Where Can You Get More Information on 

Working with Aging Adults?

Go to ITTI’s Website and Enroll in its 18 module CEU course:

Counseling Aging Seniors



Counseling Aging Seniors (CAS), 18 CE Hours

ITTI is an approved NBCC continuing education provider. ACEP # 6674

  • DATE: Register at any time
  • DELIVERY METHOD: 18 Modules, Self-Paced Online
  • CE HOURS: 18
  • COURSE FEE: $219. All course material is provided.
  • INSTRUCTOR: James J Messina, Ph.D., NCC, CCMHC, DMHS-T

COMPLETION DOCUMENT: After successfully finishing the course, you will receive a completion document indicating 18 CE hours earned.

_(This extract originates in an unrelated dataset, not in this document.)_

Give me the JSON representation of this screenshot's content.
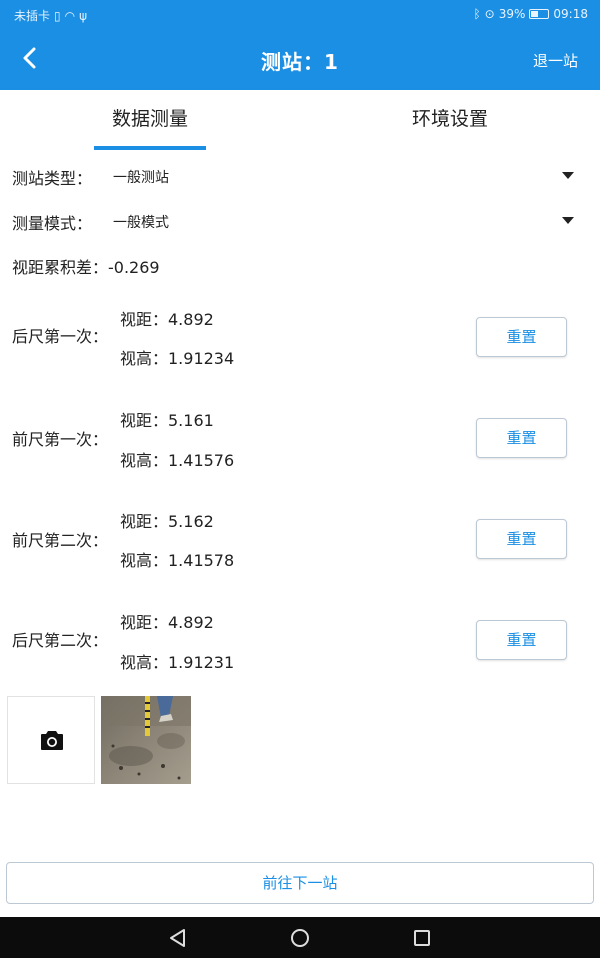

  • This course is built around 18 modules. Each module is presented as a narrated PowerPoint.
  • At the end of each module participants are expected to pass a quiz with a minimum grade of 80% in order to advance to the next module.
  • Participants must complete the modules in the order they are presented. Completion documentation will be provided after the 18th module.


The purpose of this comprehensive course is to teach participants how to work effectively with Aging Seniors, to learn about Medicare, and to become advocates for this expanding population as mental health providers in most mental health situations.

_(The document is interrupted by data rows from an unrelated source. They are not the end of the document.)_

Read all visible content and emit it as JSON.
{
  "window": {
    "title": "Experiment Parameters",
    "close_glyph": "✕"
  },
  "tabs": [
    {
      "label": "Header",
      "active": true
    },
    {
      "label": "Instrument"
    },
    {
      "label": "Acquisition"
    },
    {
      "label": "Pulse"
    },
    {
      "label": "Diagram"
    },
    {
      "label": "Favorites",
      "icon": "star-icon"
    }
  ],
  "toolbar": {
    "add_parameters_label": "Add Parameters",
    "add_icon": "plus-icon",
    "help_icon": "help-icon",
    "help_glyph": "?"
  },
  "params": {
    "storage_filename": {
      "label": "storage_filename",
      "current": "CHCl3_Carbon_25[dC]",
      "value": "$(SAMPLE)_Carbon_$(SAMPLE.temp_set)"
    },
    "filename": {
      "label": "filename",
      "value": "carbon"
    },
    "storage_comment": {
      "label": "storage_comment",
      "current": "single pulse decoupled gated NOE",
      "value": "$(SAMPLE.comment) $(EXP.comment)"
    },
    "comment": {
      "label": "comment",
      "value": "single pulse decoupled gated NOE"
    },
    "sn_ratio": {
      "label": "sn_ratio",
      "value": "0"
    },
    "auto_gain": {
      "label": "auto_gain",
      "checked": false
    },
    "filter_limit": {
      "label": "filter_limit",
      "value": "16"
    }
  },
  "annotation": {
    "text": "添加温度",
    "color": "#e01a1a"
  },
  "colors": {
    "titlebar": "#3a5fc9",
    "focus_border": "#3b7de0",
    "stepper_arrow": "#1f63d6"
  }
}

This eighteen-module online training will cover the following topics:

  • Module 1. Counseling Aging Seniors Introduction
  • Module 2. Typical Mental Health Conditions of Aging Seniors
  • Module 3. Aging Seniors and SUDS
  • Module 4. Evidence Based Treatments for Aging Seniors
  • Module 5. Use of MBSR with Aging Seniors
  • Module 6. ESBT-Motivational Interviewing with Aging Seniors
  • Module 7. Dealing with Alzheimer’s when Working with Aging Seniors
  • Module 8. Helping Aging Seniors Deal with Grief
  • Module 9. Reminiscence Therapy with Aging Seniors
  • Module 10. Retirement for Aging Seniors
  • Module 11. Wellness Program for Aging Seniors
  • Module 12. Dealing with COVID-19 with Aging Seniors
  • Module 13. Medicare Coverage for Mental Health Services Provided to Aging Seniors
  • Module 14. Logistics of Paperwork when Dealing with Medicare
  • Module 15. Assessments required by Medicare in getting an Aging Senior approved for Mental Health Services
  • Module 16. Three Obstacles to Overcome Aging Seniors in Counseling Aging Seniors
  • Module 17. A 12 Step Approach to Counseling Aging Seniors
  • Module 18. Advocating for Aging Seniors a Priority for Mental Health Providers